Today’s event contained a ton of new official announcements, but also was lacking (in typical Apple fashion) in detail. Today, we’re going to be dissecting the new Apple M1 news, as well as doing a microarchitectural deep dive based on the already-released Apple A14 SoC.

Apple Announces The Apple Silicon M1: Ditching x86 – What to Expect, Based on A14

Today, Apple has unveiled their brand-new MacBook line-up. This isn’t an ordinary release – if anything, the move that Apple is making today is something that hasn’t happened in 15 years: The start of a CPU architecture transition ac…

Today, Apple has unveiled their brand-new MacBook line-up. This isn’t an ordinary release – if anything, the move that Apple is making today is something that hasn’t happened in 15 years: The start of a CPU architecture transition across their whole consumer Mac line-up.

Thanks to the company’s vertical integration across hardware and software, this is a monumental change that nobody but Apple can so swiftly usher in. The last time Apple ventured into such an undertaking in 2006, the company had ditched IBM’s PowerPC ISA and processors in favor of Intel x86 designs.
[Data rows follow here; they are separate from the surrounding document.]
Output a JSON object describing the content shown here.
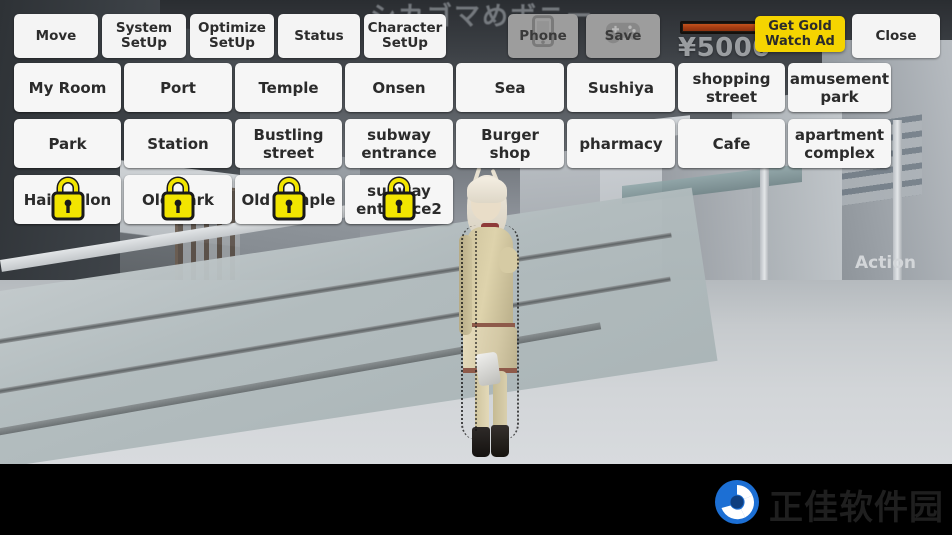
{
  "background": {
    "jp_title_partial": "シカゴマめボニー",
    "action_label": "Action"
  },
  "toolbar": {
    "buttons": [
      {
        "label": "Move",
        "name": "move-button",
        "icon": null
      },
      {
        "label": "System\nSetUp",
        "name": "system-setup-button",
        "icon": null
      },
      {
        "label": "Optimize\nSetUp",
        "name": "optimize-setup-button",
        "icon": null
      },
      {
        "label": "Status",
        "name": "status-button",
        "icon": null
      },
      {
        "label": "Character\nSetUp",
        "name": "character-setup-button",
        "icon": null
      },
      {
        "label": "Phone",
        "name": "phone-button",
        "icon": "smartphone-icon"
      },
      {
        "label": "Save",
        "name": "save-button",
        "icon": "gamepad-icon"
      },
      {
        "label": "Close",
        "name": "close-button",
        "icon": null
      }
    ],
    "close_label": "Close",
    "phone_label": "Phone",
    "save_label": "Save"
  },
  "status": {
    "money": "¥5000",
    "hp_bar_percent": 96,
    "hp_bar_color": "#a63d12",
    "ad_button_label": "Get Gold\nWatch Ad",
    "ad_button_color": "#f5d400"
  },
  "locations": {
    "rows": [
      [
        {
          "label": "My Room",
          "locked": false
        },
        {
          "label": "Port",
          "locked": false
        },
        {
          "label": "Temple",
          "locked": false
        },
        {
          "label": "Onsen",
          "locked": false
        },
        {
          "label": "Sea",
          "locked": false
        },
        {
          "label": "Sushiya",
          "locked": false
        },
        {
          "label": "shopping\nstreet",
          "locked": false
        },
        {
          "label": "amusement\npark",
          "locked": false
        }
      ],
      [
        {
          "label": "Park",
          "locked": false
        },
        {
          "label": "Station",
          "locked": false
        },
        {
          "label": "Bustling\nstreet",
          "locked": false
        },
        {
          "label": "subway\nentrance",
          "locked": false
        },
        {
          "label": "Burger\nshop",
          "locked": false
        },
        {
          "label": "pharmacy",
          "locked": false
        },
        {
          "label": "Cafe",
          "locked": false
        },
        {
          "label": "apartment\ncomplex",
          "locked": false
        }
      ],
      [
        {
          "label": "Hair Salon",
          "locked": true
        },
        {
          "label": "Old Park",
          "locked": true
        },
        {
          "label": "Old Temple",
          "locked": true
        },
        {
          "label": "subway\nentrance2",
          "locked": true
        }
      ]
    ],
    "lock_color": "#f2e500"
  },
  "watermark": {
    "text": "正佳软件园",
    "logo_color": "#1c6fd4"
  }
}
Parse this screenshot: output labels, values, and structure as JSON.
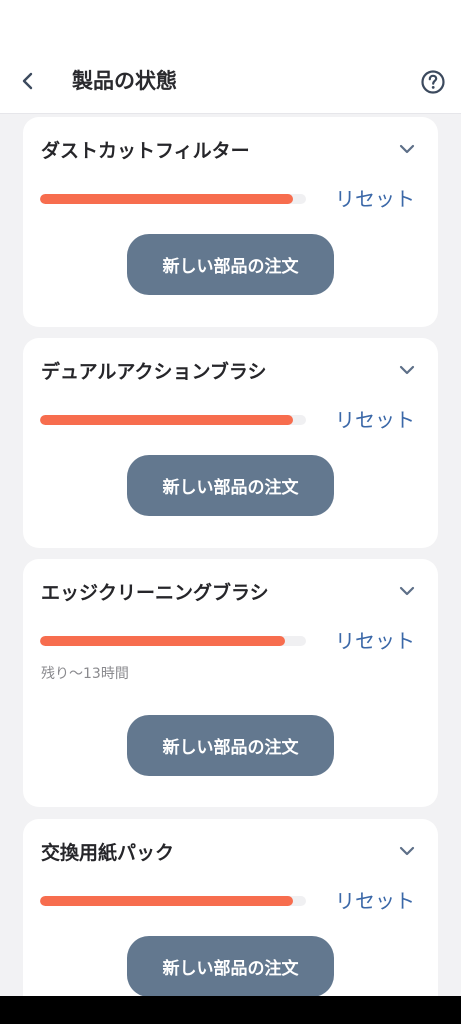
{
  "header": {
    "title": "製品の状態",
    "back_icon": "chevron-left-icon",
    "help_icon": "help-circle-icon"
  },
  "colors": {
    "accent": "#3b68a8",
    "progress": "#f76d4e",
    "button": "#63788f"
  },
  "parts": [
    {
      "name": "ダストカットフィルター",
      "remaining_fraction": 0.95,
      "reset_label": "リセット",
      "remaining_text": "",
      "order_label": "新しい部品の注文"
    },
    {
      "name": "デュアルアクションブラシ",
      "remaining_fraction": 0.95,
      "reset_label": "リセット",
      "remaining_text": "",
      "order_label": "新しい部品の注文"
    },
    {
      "name": "エッジクリーニングブラシ",
      "remaining_fraction": 0.92,
      "reset_label": "リセット",
      "remaining_text": "残り～13時間",
      "order_label": "新しい部品の注文"
    },
    {
      "name": "交換用紙パック",
      "remaining_fraction": 0.95,
      "reset_label": "リセット",
      "remaining_text": "",
      "order_label": "新しい部品の注文"
    }
  ]
}
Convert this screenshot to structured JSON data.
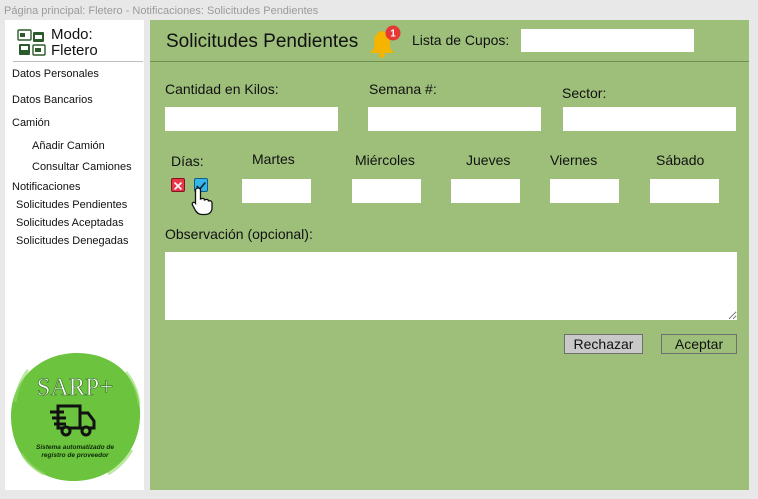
{
  "breadcrumb": "Página principal: Fletero - Notificaciones: Solicitudes Pendientes",
  "sidebar": {
    "mode_label": "Modo:",
    "mode_value": "Fletero",
    "items": [
      {
        "label": "Datos Personales"
      },
      {
        "label": "Datos Bancarios"
      },
      {
        "label": "Camión"
      },
      {
        "label": "Añadir Camión"
      },
      {
        "label": "Consultar Camiones"
      },
      {
        "label": "Notificaciones"
      },
      {
        "label": "Solicitudes Pendientes"
      },
      {
        "label": "Solicitudes Aceptadas"
      },
      {
        "label": "Solicitudes Denegadas"
      }
    ],
    "logo": {
      "name": "SARP+",
      "tagline_line1": "Sistema automatizado de",
      "tagline_line2": "registro de proveedor"
    }
  },
  "header": {
    "title": "Solicitudes Pendientes",
    "notification_count": "1",
    "cupos_label": "Lista de Cupos:",
    "cupos_value": ""
  },
  "form": {
    "kilos_label": "Cantidad en Kilos:",
    "semana_label": "Semana #:",
    "sector_label": "Sector:",
    "kilos_value": "",
    "semana_value": "",
    "sector_value": "",
    "days_label": "Días:",
    "days": [
      {
        "label": "Martes",
        "value": ""
      },
      {
        "label": "Miércoles",
        "value": ""
      },
      {
        "label": "Jueves",
        "value": ""
      },
      {
        "label": "Viernes",
        "value": ""
      },
      {
        "label": "Sábado",
        "value": ""
      }
    ],
    "observation_label": "Observación (opcional):",
    "observation_value": ""
  },
  "actions": {
    "reject_label": "Rechazar",
    "accept_label": "Aceptar"
  },
  "colors": {
    "main_bg": "#9dbf7a",
    "logo_green": "#6cc33e",
    "badge_red": "#e53935",
    "bell_yellow": "#f5b400"
  }
}
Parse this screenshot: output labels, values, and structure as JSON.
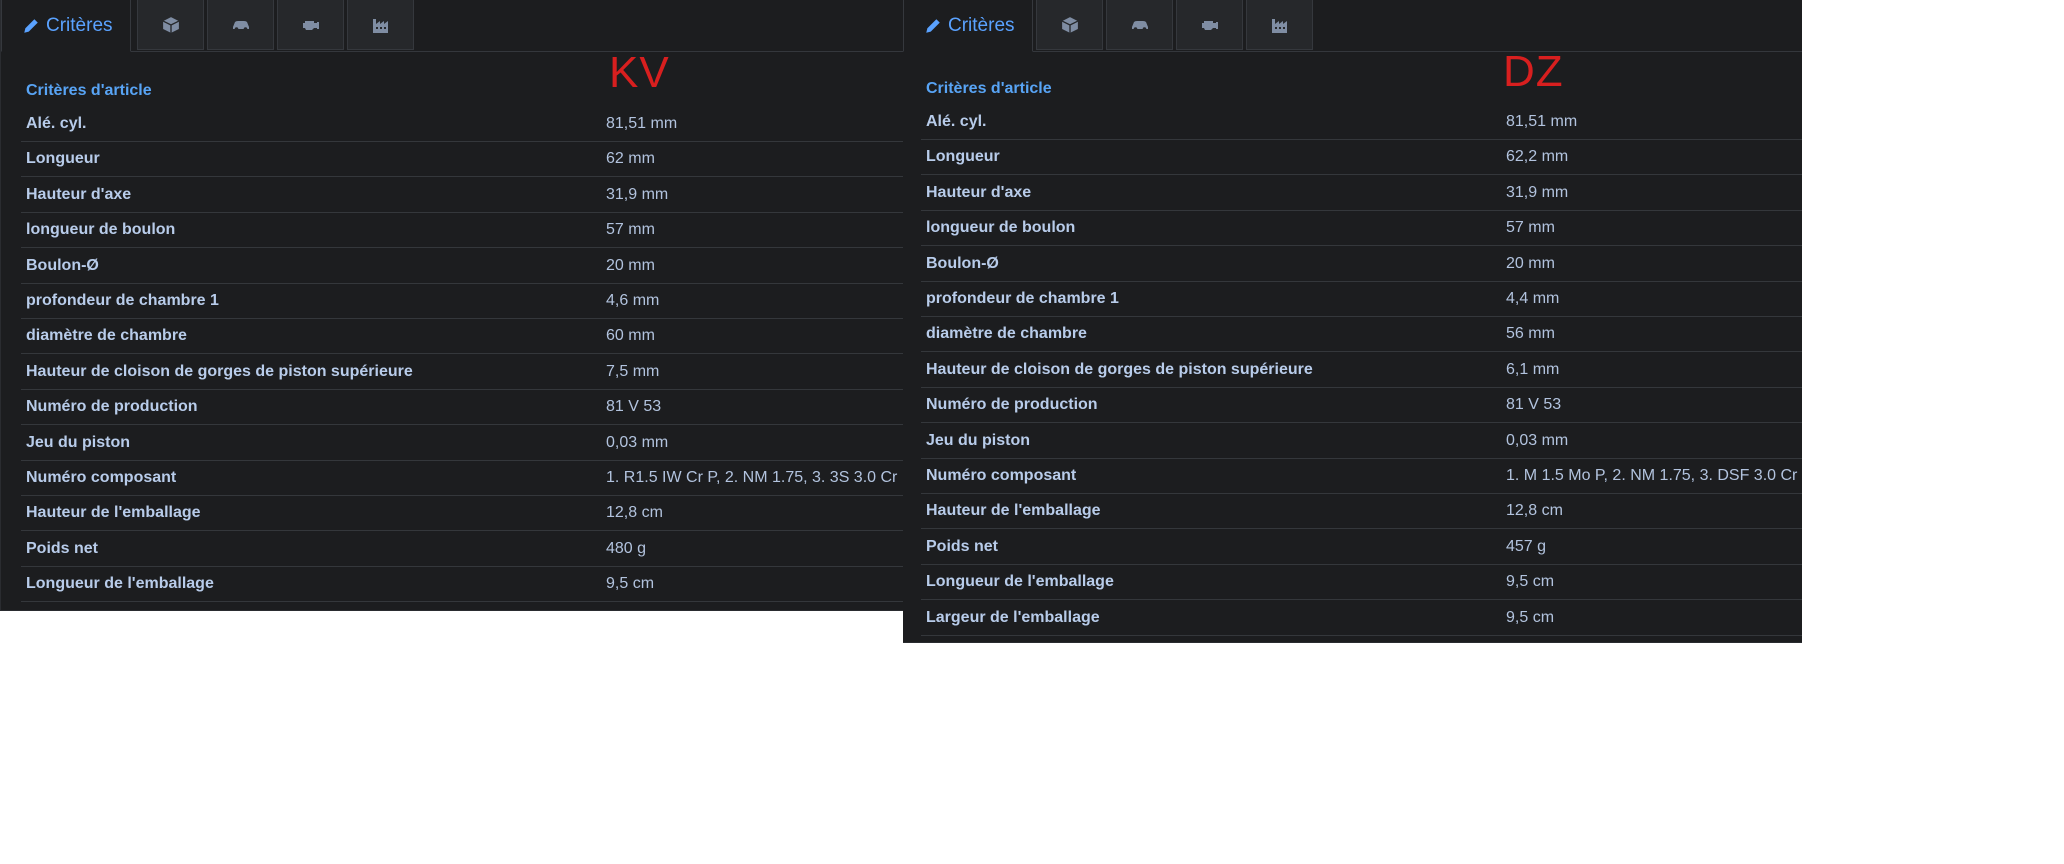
{
  "tabs": {
    "active_label": "Critères",
    "icons": [
      "cube-icon",
      "car-icon",
      "engine-icon",
      "factory-icon"
    ]
  },
  "colors": {
    "background": "#1c1d1f",
    "accent": "#58a4f5",
    "brand": "#d81f1f"
  },
  "panels": [
    {
      "brand": "KV",
      "section_title": "Critères d'article",
      "rows": [
        {
          "label": "Alé. cyl.",
          "value": "81,51 mm"
        },
        {
          "label": "Longueur",
          "value": "62 mm"
        },
        {
          "label": "Hauteur d'axe",
          "value": "31,9 mm"
        },
        {
          "label": "longueur de boulon",
          "value": "57 mm"
        },
        {
          "label": "Boulon-Ø",
          "value": "20 mm"
        },
        {
          "label": "profondeur de chambre 1",
          "value": "4,6 mm"
        },
        {
          "label": "diamètre de chambre",
          "value": "60 mm"
        },
        {
          "label": "Hauteur de cloison de gorges de piston supérieure",
          "value": "7,5 mm"
        },
        {
          "label": "Numéro de production",
          "value": "81 V 53"
        },
        {
          "label": "Jeu du piston",
          "value": "0,03 mm"
        },
        {
          "label": "Numéro composant",
          "value": "1. R1.5 IW Cr P, 2. NM 1.75, 3. 3S 3.0 Cr"
        },
        {
          "label": "Hauteur de l'emballage",
          "value": "12,8 cm"
        },
        {
          "label": "Poids net",
          "value": "480 g"
        },
        {
          "label": "Longueur de l'emballage",
          "value": "9,5 cm"
        }
      ]
    },
    {
      "brand": "DZ",
      "section_title": "Critères d'article",
      "rows": [
        {
          "label": "Alé. cyl.",
          "value": "81,51 mm"
        },
        {
          "label": "Longueur",
          "value": "62,2 mm"
        },
        {
          "label": "Hauteur d'axe",
          "value": "31,9 mm"
        },
        {
          "label": "longueur de boulon",
          "value": "57 mm"
        },
        {
          "label": "Boulon-Ø",
          "value": "20 mm"
        },
        {
          "label": "profondeur de chambre 1",
          "value": "4,4 mm"
        },
        {
          "label": "diamètre de chambre",
          "value": "56 mm"
        },
        {
          "label": "Hauteur de cloison de gorges de piston supérieure",
          "value": "6,1 mm"
        },
        {
          "label": "Numéro de production",
          "value": "81 V 53"
        },
        {
          "label": "Jeu du piston",
          "value": "0,03 mm"
        },
        {
          "label": "Numéro composant",
          "value": "1. M 1.5 Mo P, 2. NM 1.75, 3. DSF 3.0 Cr"
        },
        {
          "label": "Hauteur de l'emballage",
          "value": "12,8 cm"
        },
        {
          "label": "Poids net",
          "value": "457 g"
        },
        {
          "label": "Longueur de l'emballage",
          "value": "9,5 cm"
        },
        {
          "label": "Largeur de l'emballage",
          "value": "9,5 cm"
        }
      ]
    }
  ]
}
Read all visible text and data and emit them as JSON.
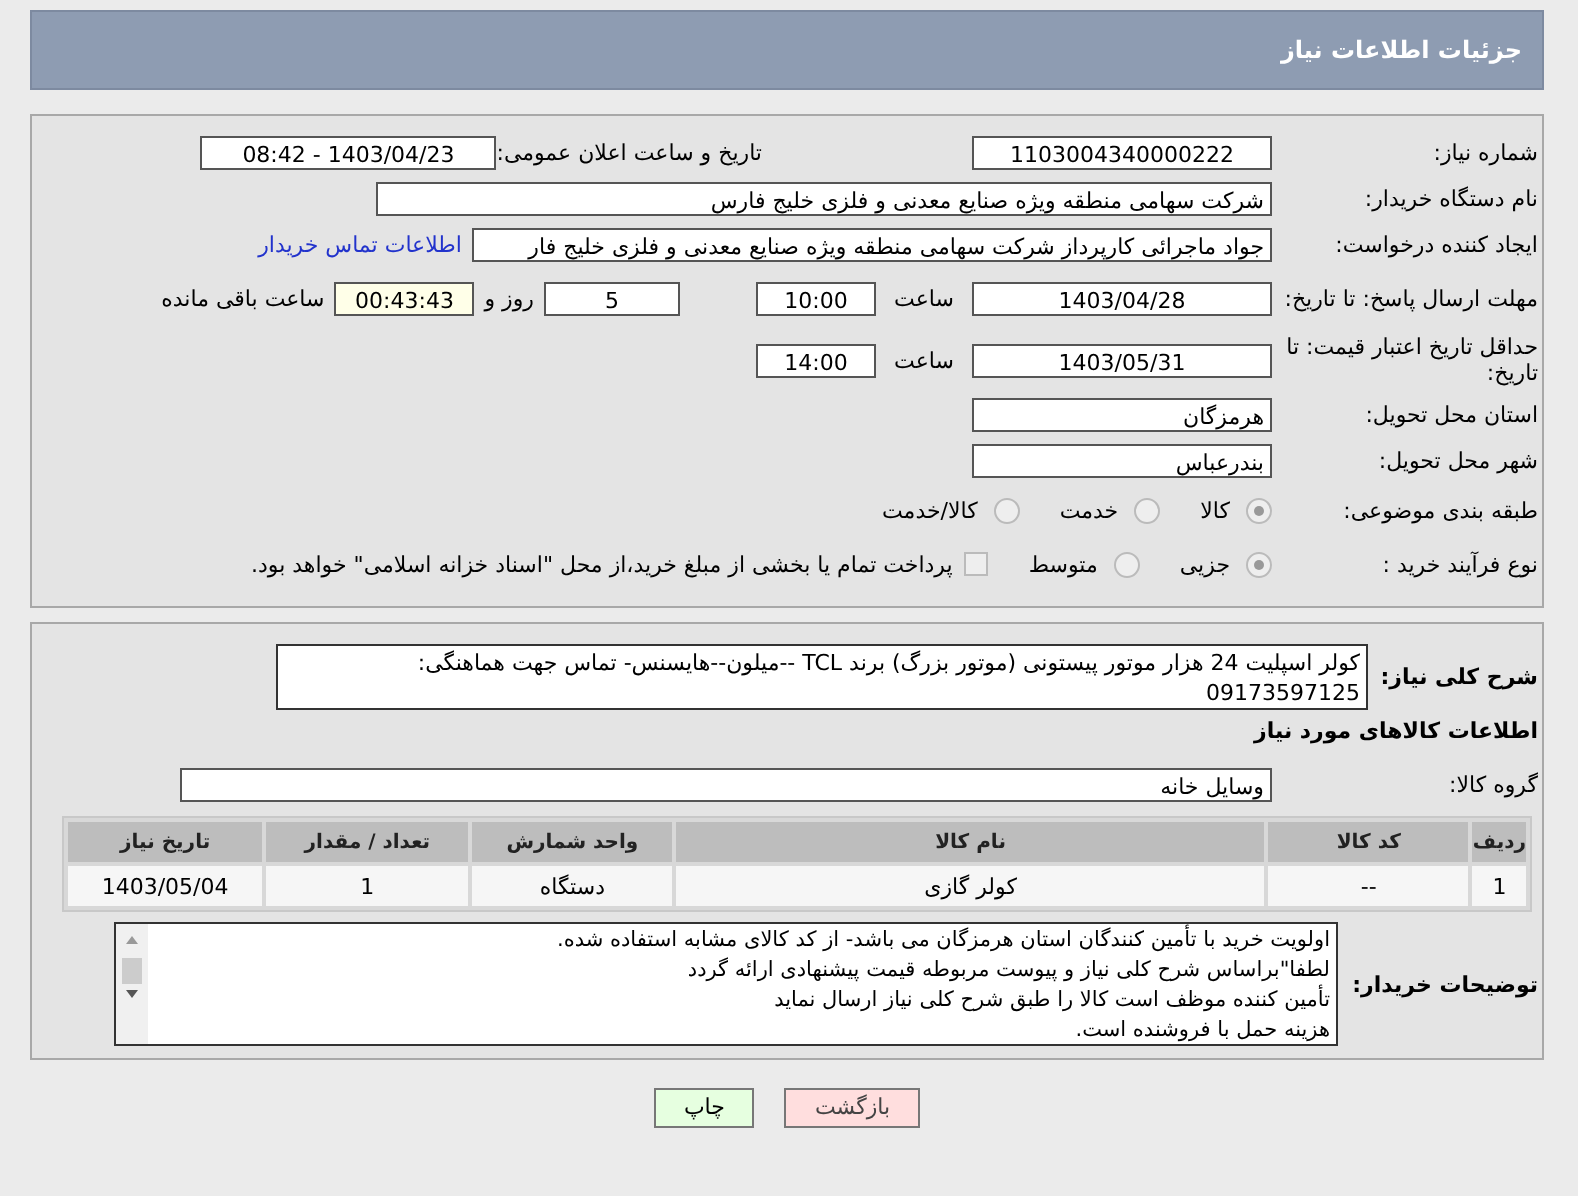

Today, Intel is being ditched in favor of the company’s own in-house processors and CPU microarchitectures, built upon the Arm ISA.

The new processor is called the Apple M1, the company’s first SoC designed with Macs in mind. With four large performance cores, four efficiency cores, and an 8-GPU core GPU, it features 16 billion transistors on a 5nm process node. Apple’s is starting a new SoC naming scheme for this new family of processors, but at least on paper it looks a lot like an A14X.

Today’s event contained a ton of new official announcements, but also was lacking (in typical Apple fashion) in detail. Today, we’re going to be dissecting the new Apple M1 news, as well as doing a microarchitectural deep dive based on the already-released Apple A14 SoC.

The Apple Fall 2020 Mac Event Live Blog: 10am PST (18:00 UTC)

Today Apple is expected to pull the trigger on new ‘Apple Silicon’ Macbooks. Years in the making, today we should be hearing about a lew of new devices from the Cupertino company which ditch x86 processors in favour of their own in-house d…

Today Apple is expected to pull the trigger on new ‘Apple Silicon’ Macbooks. Years in the making, today we should be hearing about a lew of new devices from the Cupertino company which ditch x86 processors in favour of their own in-house designs.

We don’t know exactly what Apple has in store for us, but an upsized chip variant of the A14, maybe an A14X, is going to be a likely bet. Whatever Apple presents today, following the event, expect an in-depth microarchitectural exploration of the A14 and the Firestorm cores – with us attempting to put into context Apple’s big bet on Apple Silicon and how the competitive landscape might look like.